Subject: Re: High serial port (output) speeds
To: Dave McGuire <firstname.lastname@example.org>
From: Bill Studenmund <email@example.com>
Date: 10/23/1999 18:12:02
On Sat, 23 Oct 1999, Dave McGuire wrote:
> On Sat, 23 Oct 1999, der Mouse wrote:
> >Of course, all of this is predicated on the Sun PCLK frequency of
> >4.9152MHz. The Z8530 can, I imagine, do either speed without any
> >trouble at all if you feed it an appropriate clock frequency.
> The Z8530 is good for 1mbit per channel...but of course, as you say, it's a
> matter of feeding it the right clocks.
Right. That's the whole problem with 1x; the receiver is not using the
same clock as the transmitter. Even if both chips are running at the same
clock rate, it's not the same clock - there's no circuitry in these
computers to synchronize them.
Given that, there's nothing to prevent the time when the transmitter is
changing the data from coinciding with the time when the receiver is
sampling it. If you (that's a general you) don't get this, sit and think
about it. This problem is what's wrong with just using 1x mode as der
1x mode will certainly work for a while. But it won't work for a long-term
reliable link. Say the clocks differ by just 1 Hertz (one part in almost 5
million). Then once a second one clock will get ahead of the other by one
cycle. Say we're shooting for around 115200 bits per second (bps). We'll
probably get 111709 bps. That's dividing by 11. In this case, once every
eleven seconds, one clock slips ahead of the other by a cycle. At some

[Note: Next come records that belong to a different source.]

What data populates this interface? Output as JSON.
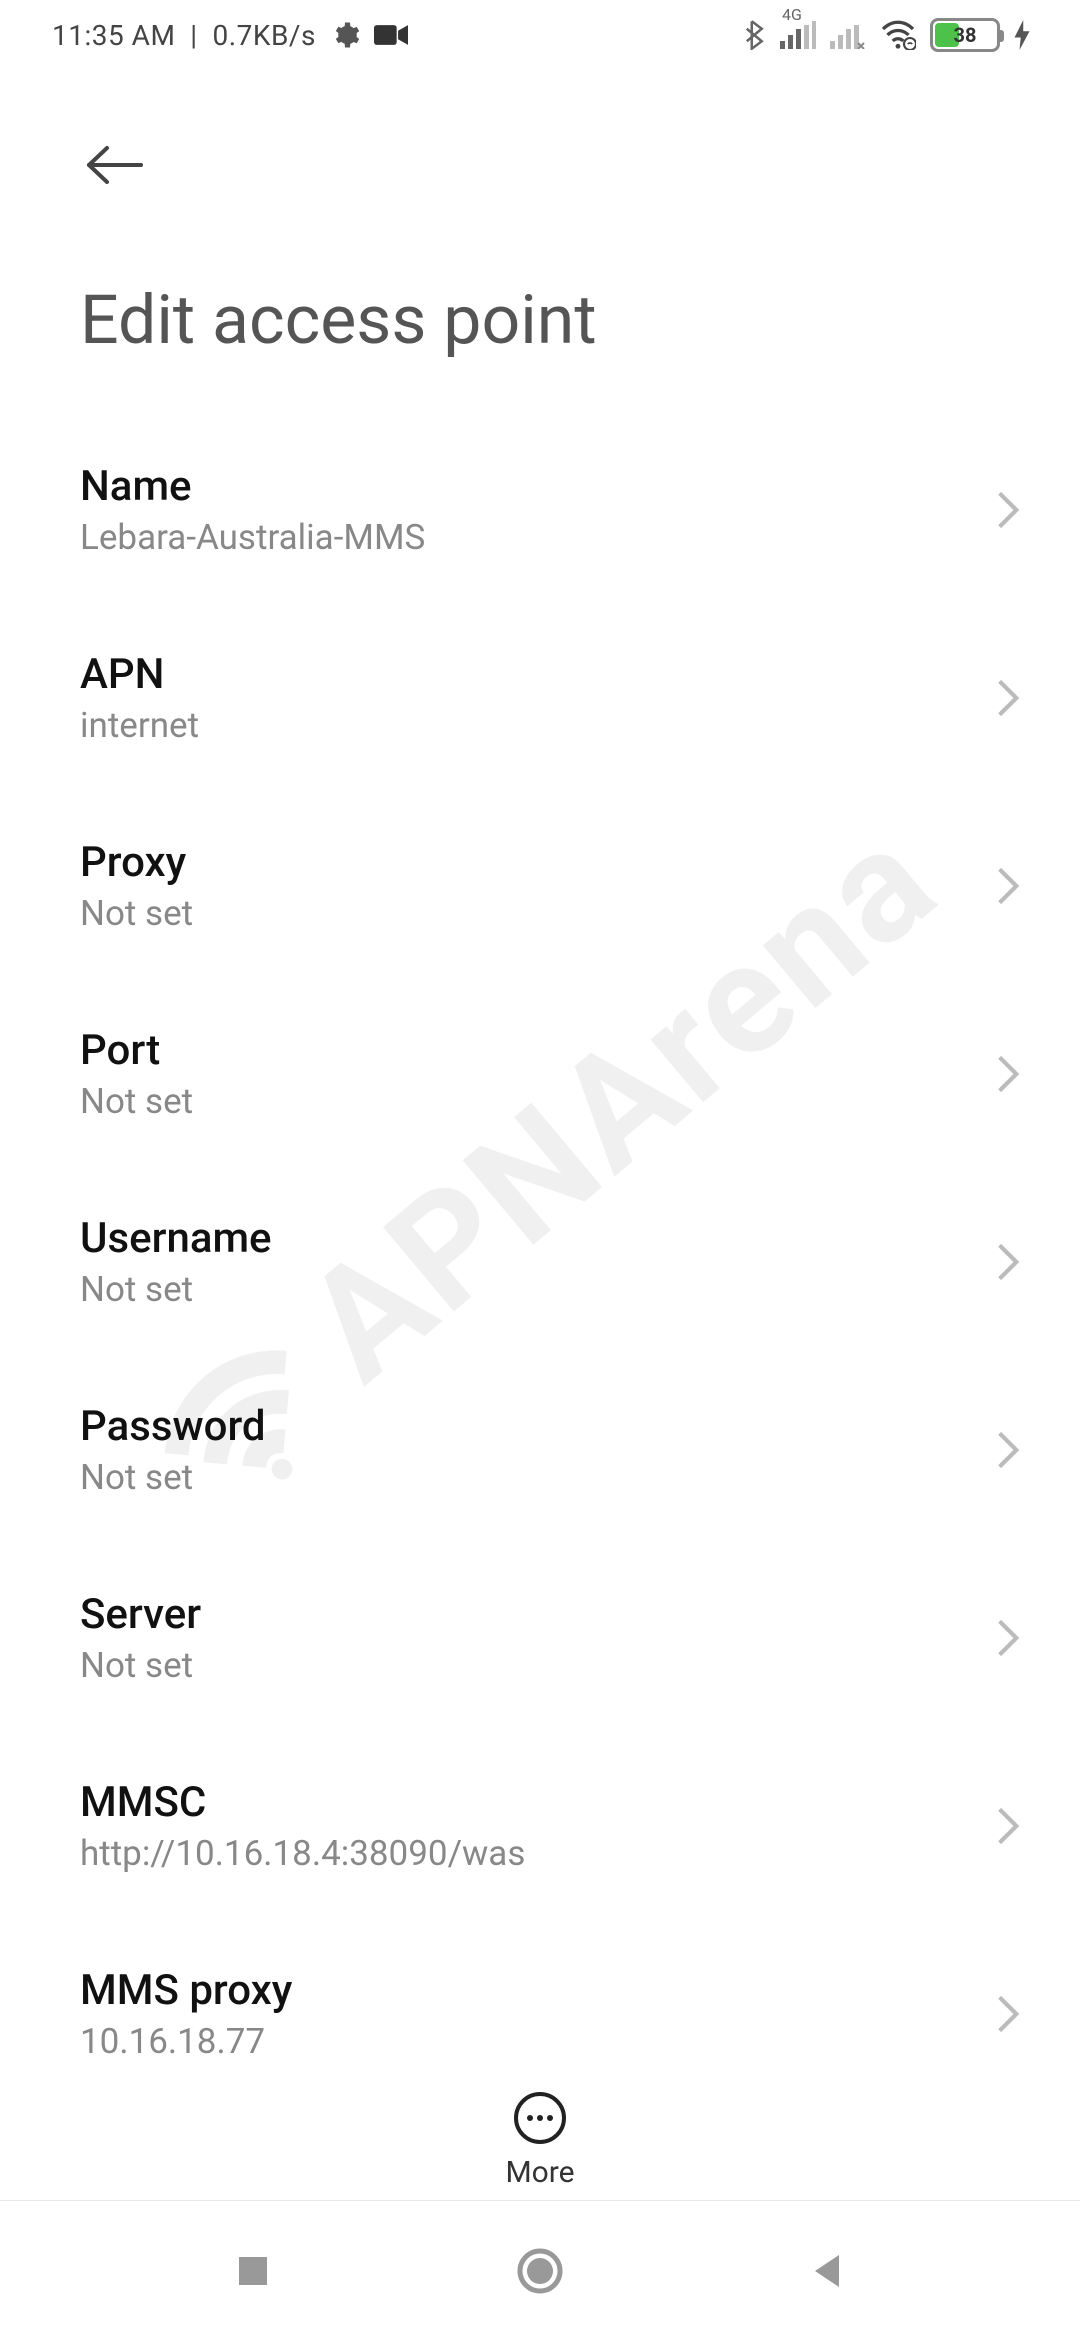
{
  "status": {
    "time": "11:35 AM",
    "speed": "0.7KB/s",
    "net_badge": "4G",
    "battery_percent": "38"
  },
  "header": {
    "title": "Edit access point"
  },
  "settings": [
    {
      "label": "Name",
      "value": "Lebara-Australia-MMS"
    },
    {
      "label": "APN",
      "value": "internet"
    },
    {
      "label": "Proxy",
      "value": "Not set"
    },
    {
      "label": "Port",
      "value": "Not set"
    },
    {
      "label": "Username",
      "value": "Not set"
    },
    {
      "label": "Password",
      "value": "Not set"
    },
    {
      "label": "Server",
      "value": "Not set"
    },
    {
      "label": "MMSC",
      "value": "http://10.16.18.4:38090/was"
    },
    {
      "label": "MMS proxy",
      "value": "10.16.18.77"
    }
  ],
  "more": {
    "label": "More"
  },
  "watermark": {
    "text": "APNArena"
  }
}
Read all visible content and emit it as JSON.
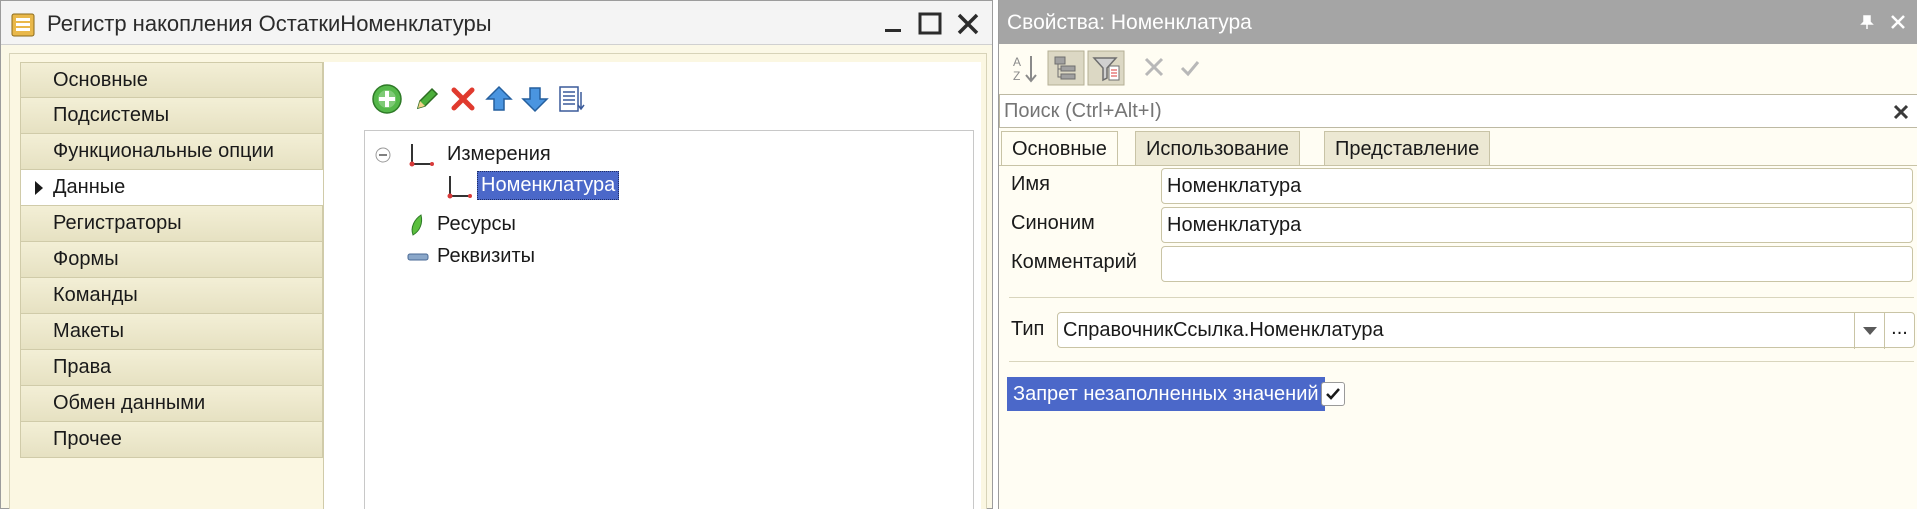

point in this slippage, the receiver will be sampling right when the
transmitter is changing its output. Who knows what will get through at
that point. :-)
To quote the _SCC_User's_Manual_, Zilog document DC-8293-02, page 4-6,
"The SCC may be programmed to accept a receive clock that is one, sixteen,
thirty-two, or sixty-four times the data rate. ... The 1X mode is used
when bit synchronization external to the received clock is present (i.e.,
the clock recovery circuit, or active receive clock from the sender
I've been told that the Sparc serial ports have some sort of external
clock support. Like one of the RS-232 pins is hooked to RTxC on the chip.
If that's so, then all the sparc needs to do is gain some external clock
source support. Both mac drivers for this chip have it (I wrote it based
on the atari's multiple clock source code); it's not hard. Then just have
the computer lock to the external clock source. Thsi would make
higher-speed modems work right now (especially ones at 57600, 115200, and
so on, speeds 1X eon't really get).
From looking at a web page on Sun serial ports, at
all the listed serial ports support an external receive clock Some (listed
as the Sparcstation 4, 5, 10, 20, LX, and Ultra Enterprise) support
Transmit Clocks, though I don't understand the "DTE source" & "DCE source"
If we could figure out how to turn that on, when linking one sparc to
another, we set one to feed out a serial clock, and the other would use it
as its data clock. Then whatever rate you choose would be rock solid
(modulo interrupt issues..).